  6. I agree with you, Brendan. And what's more, essay questions require a marking system that is further removed from being standardized.

    True standardized tests are really the ones that are completely multiple choice, with all the inherent flaws with that model (as pointed out in the blog post above and in myriad studies).

    Marking any other kinds of questions brings in the notion of subjectivity and therefore the "standardized" aspect disappears.

    As the Anonymous poster above stated, private schools bring in subjectivity right away as they have their teachers mark the standardized tests of their own students. Now THAT is quite a self-serving strategy, eh.

    And then the corporate-funded "think" tanks like the Fraser Institute and the prairie version, the Frontier Centre for Social Policy, obtain the test results and rave about the success of the private schools. And the corporate media allow this to happen, even publish their "analysis."

    Days after the test scores are published in local newspapers the private schools lobby for more tax dollars and the cycle of undermining PUBLIC education continues unabated.

    By the way, Finland does not fund private schools. In fact, they barely have any.

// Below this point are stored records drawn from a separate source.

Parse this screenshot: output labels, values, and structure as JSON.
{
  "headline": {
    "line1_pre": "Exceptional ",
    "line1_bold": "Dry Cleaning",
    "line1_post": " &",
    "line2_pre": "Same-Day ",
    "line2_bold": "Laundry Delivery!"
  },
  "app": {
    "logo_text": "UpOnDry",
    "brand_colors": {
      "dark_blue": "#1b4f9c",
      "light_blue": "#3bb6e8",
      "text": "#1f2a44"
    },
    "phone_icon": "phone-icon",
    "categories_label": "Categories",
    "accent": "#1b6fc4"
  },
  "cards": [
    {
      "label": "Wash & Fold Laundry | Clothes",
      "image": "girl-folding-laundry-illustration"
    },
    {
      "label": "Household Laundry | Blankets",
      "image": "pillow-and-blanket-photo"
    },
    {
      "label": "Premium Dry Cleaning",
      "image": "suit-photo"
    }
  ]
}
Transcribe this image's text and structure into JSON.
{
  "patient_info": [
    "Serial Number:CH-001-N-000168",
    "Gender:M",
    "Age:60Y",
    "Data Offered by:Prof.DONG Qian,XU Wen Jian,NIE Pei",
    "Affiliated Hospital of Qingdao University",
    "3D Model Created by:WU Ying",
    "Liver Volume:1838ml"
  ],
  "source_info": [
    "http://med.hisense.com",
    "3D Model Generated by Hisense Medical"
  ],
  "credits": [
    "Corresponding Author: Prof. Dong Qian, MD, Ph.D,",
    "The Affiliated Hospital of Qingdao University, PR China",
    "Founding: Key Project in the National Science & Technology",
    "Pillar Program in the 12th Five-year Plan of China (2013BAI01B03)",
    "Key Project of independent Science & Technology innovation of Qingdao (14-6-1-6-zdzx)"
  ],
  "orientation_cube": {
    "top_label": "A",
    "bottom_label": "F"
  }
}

The Finns believe that going with the "silo" approach to schooling is bad for social cohesion.